I love carrots – after parsnips, they are my favorite root vegetable (apart from potatoes, sweet potatoes, and those kinds of tubers) to roast. Whenever I see crudités, I head for the carrots first. I’ve eaten more than my share of carrots at recital receptions, and I never tire of them. I do find packaged “baby carrots” to be a bit amusing – big carrots whittled down to become small carrots (I have no idea how they do it exactly). Actual baby carrots right out of the ground are a totally different creature and are sweet like candy.
I made a carrot cake the other day, from Heidi Swanson’s 101 Cookbooks site. It’s a wonderful cake, very earthy and sweetened with bananas and dates – there’s no refined sugar (or unrefined sugar, actually – it’s just fruit sweetened) in this carrot cake. It’s one of my favorite things about this cake.
I did make a maple syrup sweetened mascarpone frosting for it, but after tasting the whole shebang, I found it made the whole thing too sweet, so I scraped a lot of it off. There’s only a thin layer now, and it’s perfect.
After I made this carrot cake, I had a bunch of carrots left over, so I decided to make soup out of them. I whipped up this cream of carrot soup the other day and it turned out to be simply amazing. It’s basically carrots and onions cooking in milk and then pureed. Cooking vegetables in milk and pureeing them is one of my base recipes – it works well with broccoli, cauliflower, root vegetables, and even dark leafy greens.
My bet is that one could make this dairy free by using homemade almond milk in place of the cow’s milk. Carrots and almonds go so well together. Maybe garnishing the soup with dukkah would be nice in that case, too!
Cream of Carrot Soup
1/4 white onion, preferably organic, chopped
carrots, preferably organic, washed and grated enough to make 1.5 cups
1 tbs unsalted grass-fed butter (I like using Kerrygold)
1 tbs extra virgin olive oil
juice from 1/2 orange
1/2 tsp coarse sea salt/kosher salt
1/4 tsp Aleppo pepper/red pepper flakes
2 c. whole milk (mine is raw, but any kind of grass-fed milk would work just fine)
salt and pepper to taste
whole milk yogurt (I used raw yogurt, but regular whole milk yogurt would work, as would strained yogurt)
za’atar (optional, but delicious; fresh thyme leaves would be an alternative)
Melt butter in a medium saucepan, then add the chopped onion.

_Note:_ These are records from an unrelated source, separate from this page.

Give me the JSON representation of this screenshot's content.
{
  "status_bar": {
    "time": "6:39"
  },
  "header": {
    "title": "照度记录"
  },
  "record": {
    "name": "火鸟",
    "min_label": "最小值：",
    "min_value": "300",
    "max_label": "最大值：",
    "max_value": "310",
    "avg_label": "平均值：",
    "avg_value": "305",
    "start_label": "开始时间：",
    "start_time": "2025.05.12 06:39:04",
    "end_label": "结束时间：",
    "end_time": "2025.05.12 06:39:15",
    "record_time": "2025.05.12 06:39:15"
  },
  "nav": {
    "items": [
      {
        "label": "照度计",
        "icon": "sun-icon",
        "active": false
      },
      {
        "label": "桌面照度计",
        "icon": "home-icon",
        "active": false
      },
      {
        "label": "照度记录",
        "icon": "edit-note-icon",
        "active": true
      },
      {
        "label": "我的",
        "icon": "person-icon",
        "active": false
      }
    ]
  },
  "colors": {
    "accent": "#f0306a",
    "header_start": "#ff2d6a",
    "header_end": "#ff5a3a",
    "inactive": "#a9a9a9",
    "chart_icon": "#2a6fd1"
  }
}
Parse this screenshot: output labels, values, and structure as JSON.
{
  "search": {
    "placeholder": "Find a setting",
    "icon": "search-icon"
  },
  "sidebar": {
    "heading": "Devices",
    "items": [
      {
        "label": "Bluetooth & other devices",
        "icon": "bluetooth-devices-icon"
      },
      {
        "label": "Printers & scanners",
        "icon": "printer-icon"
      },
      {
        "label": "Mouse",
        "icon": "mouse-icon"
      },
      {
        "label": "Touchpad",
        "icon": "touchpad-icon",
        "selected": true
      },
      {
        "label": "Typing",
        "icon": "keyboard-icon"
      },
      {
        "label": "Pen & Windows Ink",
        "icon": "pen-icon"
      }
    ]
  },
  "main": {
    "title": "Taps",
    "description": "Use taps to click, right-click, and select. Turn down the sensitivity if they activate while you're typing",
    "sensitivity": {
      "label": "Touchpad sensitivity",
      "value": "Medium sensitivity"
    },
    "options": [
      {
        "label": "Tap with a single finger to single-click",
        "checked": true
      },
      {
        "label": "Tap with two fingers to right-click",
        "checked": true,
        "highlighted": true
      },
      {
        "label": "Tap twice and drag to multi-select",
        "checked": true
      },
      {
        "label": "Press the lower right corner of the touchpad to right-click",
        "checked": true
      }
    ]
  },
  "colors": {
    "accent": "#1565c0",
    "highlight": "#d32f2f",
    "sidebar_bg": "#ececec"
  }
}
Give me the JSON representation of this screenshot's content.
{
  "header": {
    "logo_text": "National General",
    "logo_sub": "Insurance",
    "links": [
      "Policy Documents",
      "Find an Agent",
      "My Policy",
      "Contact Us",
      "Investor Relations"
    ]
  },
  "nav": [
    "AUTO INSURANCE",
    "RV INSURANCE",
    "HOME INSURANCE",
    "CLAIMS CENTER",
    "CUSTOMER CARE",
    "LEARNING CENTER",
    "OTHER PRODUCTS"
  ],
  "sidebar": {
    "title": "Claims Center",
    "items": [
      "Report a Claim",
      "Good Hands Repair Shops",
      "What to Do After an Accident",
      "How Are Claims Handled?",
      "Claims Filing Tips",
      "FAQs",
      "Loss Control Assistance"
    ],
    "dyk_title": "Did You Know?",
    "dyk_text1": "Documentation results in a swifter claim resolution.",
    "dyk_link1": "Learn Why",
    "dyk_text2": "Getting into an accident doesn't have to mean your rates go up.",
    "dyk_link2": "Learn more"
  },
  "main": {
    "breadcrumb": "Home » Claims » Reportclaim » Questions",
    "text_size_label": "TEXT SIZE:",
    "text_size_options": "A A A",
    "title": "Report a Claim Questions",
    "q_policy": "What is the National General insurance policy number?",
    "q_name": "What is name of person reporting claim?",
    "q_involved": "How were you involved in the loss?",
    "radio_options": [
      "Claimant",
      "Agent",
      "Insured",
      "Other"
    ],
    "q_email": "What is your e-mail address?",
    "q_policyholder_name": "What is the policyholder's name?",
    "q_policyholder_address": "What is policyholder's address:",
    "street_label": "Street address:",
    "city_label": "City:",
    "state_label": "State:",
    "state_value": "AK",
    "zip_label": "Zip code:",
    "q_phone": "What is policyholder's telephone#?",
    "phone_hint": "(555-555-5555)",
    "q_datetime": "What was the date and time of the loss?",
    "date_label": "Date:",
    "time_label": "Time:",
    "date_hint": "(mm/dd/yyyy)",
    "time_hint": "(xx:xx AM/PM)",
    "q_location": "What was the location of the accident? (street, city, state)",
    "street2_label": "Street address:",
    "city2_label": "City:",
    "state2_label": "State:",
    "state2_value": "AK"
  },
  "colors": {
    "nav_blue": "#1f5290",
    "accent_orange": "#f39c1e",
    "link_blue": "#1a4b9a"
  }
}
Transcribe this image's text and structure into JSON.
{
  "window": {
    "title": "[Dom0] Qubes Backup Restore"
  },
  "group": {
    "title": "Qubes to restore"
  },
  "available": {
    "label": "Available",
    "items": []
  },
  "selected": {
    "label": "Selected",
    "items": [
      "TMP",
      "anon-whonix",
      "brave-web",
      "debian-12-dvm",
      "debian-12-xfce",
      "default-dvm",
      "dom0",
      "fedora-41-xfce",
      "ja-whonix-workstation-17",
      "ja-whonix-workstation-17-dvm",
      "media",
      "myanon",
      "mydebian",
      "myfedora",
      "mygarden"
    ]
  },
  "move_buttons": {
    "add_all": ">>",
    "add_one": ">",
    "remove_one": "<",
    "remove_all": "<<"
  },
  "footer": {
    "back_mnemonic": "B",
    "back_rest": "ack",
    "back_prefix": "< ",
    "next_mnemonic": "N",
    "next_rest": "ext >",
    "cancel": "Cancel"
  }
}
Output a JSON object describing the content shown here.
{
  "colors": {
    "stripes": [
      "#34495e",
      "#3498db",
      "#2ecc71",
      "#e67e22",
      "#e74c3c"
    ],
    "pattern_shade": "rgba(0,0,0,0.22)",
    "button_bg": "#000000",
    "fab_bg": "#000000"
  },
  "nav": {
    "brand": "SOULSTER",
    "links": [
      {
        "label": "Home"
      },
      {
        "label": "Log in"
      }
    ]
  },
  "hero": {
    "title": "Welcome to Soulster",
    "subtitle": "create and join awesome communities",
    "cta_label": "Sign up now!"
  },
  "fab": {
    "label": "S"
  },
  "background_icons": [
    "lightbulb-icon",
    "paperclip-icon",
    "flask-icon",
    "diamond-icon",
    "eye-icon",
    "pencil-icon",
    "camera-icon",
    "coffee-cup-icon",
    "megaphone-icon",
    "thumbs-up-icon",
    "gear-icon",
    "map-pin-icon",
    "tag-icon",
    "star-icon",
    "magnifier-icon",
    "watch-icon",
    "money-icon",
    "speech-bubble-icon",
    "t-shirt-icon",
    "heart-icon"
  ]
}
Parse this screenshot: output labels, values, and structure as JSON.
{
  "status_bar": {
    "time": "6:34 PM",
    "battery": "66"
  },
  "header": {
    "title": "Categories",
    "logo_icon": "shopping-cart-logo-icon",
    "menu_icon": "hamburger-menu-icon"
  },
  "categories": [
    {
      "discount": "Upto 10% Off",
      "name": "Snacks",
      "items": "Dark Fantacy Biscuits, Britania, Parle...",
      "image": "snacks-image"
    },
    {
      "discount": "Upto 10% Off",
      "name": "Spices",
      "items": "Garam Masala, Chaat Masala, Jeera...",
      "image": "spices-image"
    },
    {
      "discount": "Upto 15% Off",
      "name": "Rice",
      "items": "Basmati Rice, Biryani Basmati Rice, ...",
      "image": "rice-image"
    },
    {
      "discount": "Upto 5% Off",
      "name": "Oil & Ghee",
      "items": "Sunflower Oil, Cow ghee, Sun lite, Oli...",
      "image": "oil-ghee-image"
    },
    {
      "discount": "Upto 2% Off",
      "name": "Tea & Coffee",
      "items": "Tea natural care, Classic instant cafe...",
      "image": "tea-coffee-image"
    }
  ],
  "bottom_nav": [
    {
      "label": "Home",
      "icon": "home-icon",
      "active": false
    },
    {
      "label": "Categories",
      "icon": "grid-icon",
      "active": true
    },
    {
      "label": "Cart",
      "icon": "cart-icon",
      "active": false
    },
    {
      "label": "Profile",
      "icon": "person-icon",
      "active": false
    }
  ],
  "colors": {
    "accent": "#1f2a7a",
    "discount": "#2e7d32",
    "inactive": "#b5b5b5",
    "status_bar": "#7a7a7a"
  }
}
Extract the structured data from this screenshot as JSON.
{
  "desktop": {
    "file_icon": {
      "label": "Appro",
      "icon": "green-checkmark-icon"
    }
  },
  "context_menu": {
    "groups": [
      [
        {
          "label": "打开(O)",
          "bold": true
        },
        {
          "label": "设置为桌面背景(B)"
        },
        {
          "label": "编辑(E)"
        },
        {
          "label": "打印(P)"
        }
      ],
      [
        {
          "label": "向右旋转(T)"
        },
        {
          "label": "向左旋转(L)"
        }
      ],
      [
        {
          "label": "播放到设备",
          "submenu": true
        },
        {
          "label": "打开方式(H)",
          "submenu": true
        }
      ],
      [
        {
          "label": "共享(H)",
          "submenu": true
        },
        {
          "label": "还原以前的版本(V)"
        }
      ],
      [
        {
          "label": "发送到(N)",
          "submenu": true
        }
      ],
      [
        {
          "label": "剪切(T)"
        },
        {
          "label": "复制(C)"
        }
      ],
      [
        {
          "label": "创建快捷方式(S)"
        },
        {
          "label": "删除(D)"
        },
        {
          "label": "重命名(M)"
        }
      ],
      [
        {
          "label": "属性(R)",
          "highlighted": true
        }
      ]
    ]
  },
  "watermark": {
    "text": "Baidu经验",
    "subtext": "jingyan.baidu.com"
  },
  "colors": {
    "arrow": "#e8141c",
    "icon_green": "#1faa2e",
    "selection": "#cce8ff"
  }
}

Cook for a few minutes until softened, and add the grated carrots. Cook for a few minutes until they soften, too.
Add the olive oil and stir until combined. Squeeze half the juice of the orange (so, juice from 1/4 of an orange) onto the onions and carrots. Add salt and sprinkle on the Aleppo pepper.
Add the milk and combine everything in the pan together. Turn the heat down on low (do not let this mixture boil), put a lid on the pan, and simmer for 20-30 minutes until everything is soft. Note: you may have to place the lid on the pan at an angle if things are too hot, to let the steam out, and so as to not cause over-boiling (milk burns easily and smells terrible when it does).
Take the pan off the heat and blend everything in the pot with a stick blender (you could do this with a regular blender, too, but it’s just more work). Season with salt and pepper to taste.
Ladle into bowls and top with yogurt and za’atar (optional) to taste and squeeze a little more orange juice onto the soup.
Serves 1-2 people.
This post is participating in Real Food Wednesday hosted by Kelly the Kitchen Kop.